Brief = Look through the entries below, please, and copy every line with the word "value".

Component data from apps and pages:
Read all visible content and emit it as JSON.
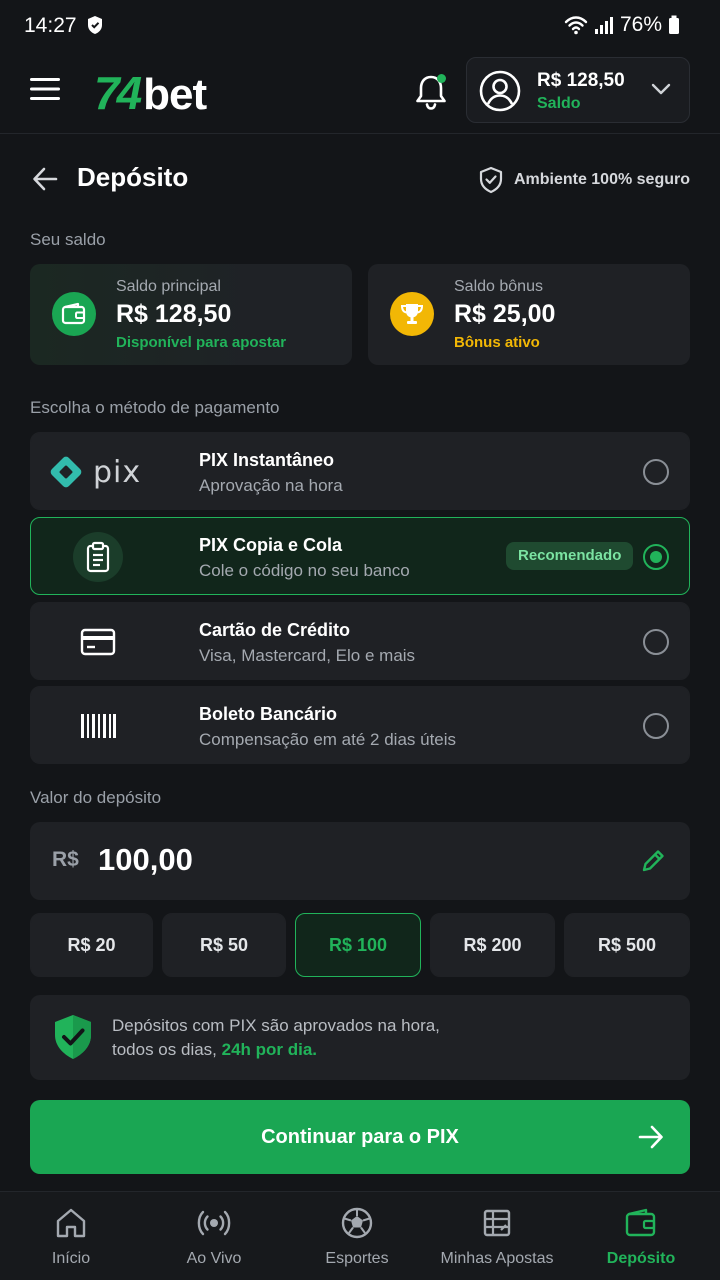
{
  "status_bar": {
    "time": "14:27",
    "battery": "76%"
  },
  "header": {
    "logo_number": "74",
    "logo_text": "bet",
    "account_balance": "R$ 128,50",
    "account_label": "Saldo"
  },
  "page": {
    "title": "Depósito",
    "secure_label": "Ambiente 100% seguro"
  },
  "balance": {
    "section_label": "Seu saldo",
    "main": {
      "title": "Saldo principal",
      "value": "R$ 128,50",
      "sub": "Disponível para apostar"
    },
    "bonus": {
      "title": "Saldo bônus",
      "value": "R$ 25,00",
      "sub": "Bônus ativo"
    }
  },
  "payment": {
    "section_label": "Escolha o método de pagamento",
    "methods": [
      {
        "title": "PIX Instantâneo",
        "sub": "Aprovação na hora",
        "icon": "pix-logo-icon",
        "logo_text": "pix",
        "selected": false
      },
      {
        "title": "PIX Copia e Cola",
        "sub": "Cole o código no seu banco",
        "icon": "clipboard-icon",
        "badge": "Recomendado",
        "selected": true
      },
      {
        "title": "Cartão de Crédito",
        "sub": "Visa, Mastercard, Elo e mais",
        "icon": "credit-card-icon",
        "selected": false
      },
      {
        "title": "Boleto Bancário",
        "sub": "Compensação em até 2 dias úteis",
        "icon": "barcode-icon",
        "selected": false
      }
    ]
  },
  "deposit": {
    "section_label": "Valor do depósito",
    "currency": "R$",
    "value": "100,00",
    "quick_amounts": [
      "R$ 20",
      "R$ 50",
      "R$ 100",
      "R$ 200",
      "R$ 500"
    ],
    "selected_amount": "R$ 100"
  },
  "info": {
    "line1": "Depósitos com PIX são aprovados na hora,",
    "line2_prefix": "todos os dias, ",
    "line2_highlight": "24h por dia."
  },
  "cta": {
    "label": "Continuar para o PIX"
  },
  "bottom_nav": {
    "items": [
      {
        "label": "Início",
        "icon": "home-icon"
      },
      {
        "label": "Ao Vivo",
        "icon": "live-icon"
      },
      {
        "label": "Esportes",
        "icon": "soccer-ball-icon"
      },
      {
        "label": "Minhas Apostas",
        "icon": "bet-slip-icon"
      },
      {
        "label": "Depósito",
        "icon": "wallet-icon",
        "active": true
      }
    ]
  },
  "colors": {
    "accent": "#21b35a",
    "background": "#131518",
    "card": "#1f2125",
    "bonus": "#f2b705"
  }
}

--

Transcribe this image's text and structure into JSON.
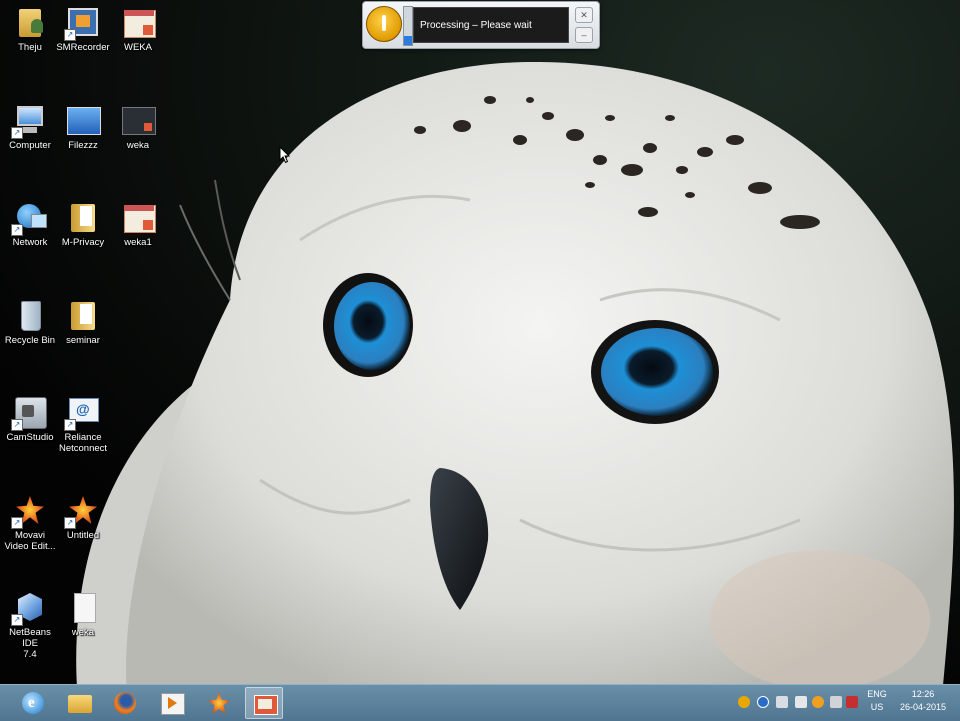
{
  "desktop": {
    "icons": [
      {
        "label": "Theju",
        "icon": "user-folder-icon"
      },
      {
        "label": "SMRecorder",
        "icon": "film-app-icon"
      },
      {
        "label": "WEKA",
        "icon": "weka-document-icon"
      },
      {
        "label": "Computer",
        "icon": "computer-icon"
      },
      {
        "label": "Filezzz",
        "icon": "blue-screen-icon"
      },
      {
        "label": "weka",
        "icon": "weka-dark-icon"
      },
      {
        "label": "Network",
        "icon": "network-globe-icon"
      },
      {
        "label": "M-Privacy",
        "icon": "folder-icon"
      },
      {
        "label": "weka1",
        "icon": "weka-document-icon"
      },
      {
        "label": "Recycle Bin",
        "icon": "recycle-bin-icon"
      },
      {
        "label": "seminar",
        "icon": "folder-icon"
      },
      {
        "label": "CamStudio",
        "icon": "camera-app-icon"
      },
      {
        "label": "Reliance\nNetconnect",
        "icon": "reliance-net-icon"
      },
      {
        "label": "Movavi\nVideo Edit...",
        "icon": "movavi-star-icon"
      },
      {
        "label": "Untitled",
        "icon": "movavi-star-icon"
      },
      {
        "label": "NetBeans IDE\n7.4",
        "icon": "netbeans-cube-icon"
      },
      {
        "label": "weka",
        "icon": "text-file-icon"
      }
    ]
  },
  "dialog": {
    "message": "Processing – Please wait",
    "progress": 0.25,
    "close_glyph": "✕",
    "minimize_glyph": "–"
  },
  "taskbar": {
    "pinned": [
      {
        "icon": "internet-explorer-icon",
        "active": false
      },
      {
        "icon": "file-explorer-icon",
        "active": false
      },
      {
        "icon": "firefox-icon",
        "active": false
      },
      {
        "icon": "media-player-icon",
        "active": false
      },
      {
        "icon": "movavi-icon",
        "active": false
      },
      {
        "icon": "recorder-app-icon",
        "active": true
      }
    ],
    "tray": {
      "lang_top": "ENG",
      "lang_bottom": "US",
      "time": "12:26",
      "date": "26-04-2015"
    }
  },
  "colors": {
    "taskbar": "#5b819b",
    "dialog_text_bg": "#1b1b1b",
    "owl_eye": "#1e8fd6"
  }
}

Response area =
      "value": "R$ 128,50",
      "value": "R$ 25,00",
    "value": "100,00",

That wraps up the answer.